§ What is expected:
Below are records to print word for word; include none of their pictures.

§ Material supplied:

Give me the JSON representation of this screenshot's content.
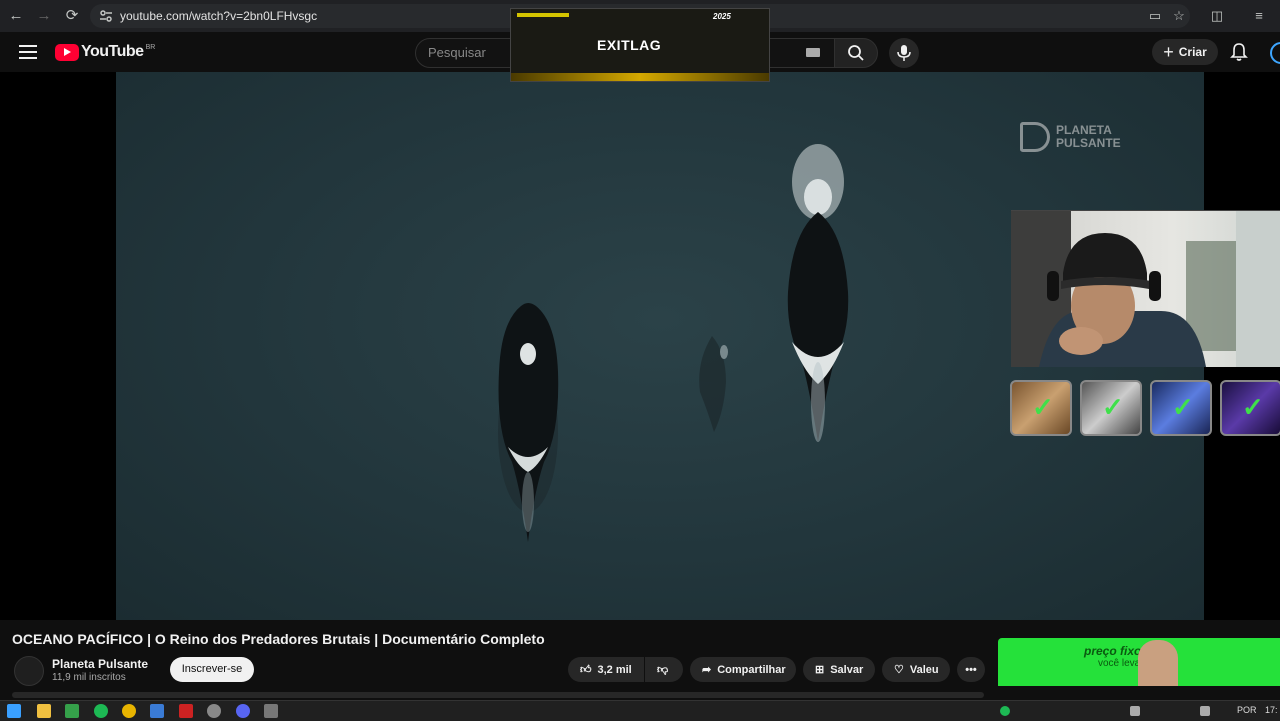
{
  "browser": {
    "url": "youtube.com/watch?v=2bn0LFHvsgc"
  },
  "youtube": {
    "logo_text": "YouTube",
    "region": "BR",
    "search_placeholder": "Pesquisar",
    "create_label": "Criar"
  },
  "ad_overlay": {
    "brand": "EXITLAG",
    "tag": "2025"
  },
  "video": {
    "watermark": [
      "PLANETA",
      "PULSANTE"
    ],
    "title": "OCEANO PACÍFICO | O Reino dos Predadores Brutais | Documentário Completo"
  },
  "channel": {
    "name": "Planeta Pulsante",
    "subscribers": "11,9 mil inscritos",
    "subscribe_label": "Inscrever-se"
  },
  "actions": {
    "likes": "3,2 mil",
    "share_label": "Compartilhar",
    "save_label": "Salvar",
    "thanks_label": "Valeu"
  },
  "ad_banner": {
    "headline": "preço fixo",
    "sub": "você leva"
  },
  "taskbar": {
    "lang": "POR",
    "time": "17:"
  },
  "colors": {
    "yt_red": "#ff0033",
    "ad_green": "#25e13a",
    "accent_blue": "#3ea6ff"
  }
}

§ Your solution:
Give me the JSON representation of this screenshot's content.
{
  "browser": {
    "url": "youtube.com/watch?v=2bn0LFHvsgc"
  },
  "youtube": {
    "logo_text": "YouTube",
    "region": "BR",
    "search_placeholder": "Pesquisar",
    "create_label": "Criar"
  },
  "ad_overlay": {
    "brand": "EXITLAG",
    "tag": "2025"
  },
  "video": {
    "watermark": [
      "PLANETA",
      "PULSANTE"
    ],
    "title": "OCEANO PACÍFICO | O Reino dos Predadores Brutais | Documentário Completo"
  },
  "channel": {
    "name": "Planeta Pulsante",
    "subscribers": "11,9 mil inscritos",
    "subscribe_label": "Inscrever-se"
  },
  "actions": {
    "likes": "3,2 mil",
    "share_label": "Compartilhar",
    "save_label": "Salvar",
    "thanks_label": "Valeu"
  },
  "ad_banner": {
    "headline": "preço fixo",
    "sub": "você leva"
  },
  "taskbar": {
    "lang": "POR",
    "time": "17:"
  },
  "colors": {
    "yt_red": "#ff0033",
    "ad_green": "#25e13a",
    "accent_blue": "#3ea6ff"
  }
}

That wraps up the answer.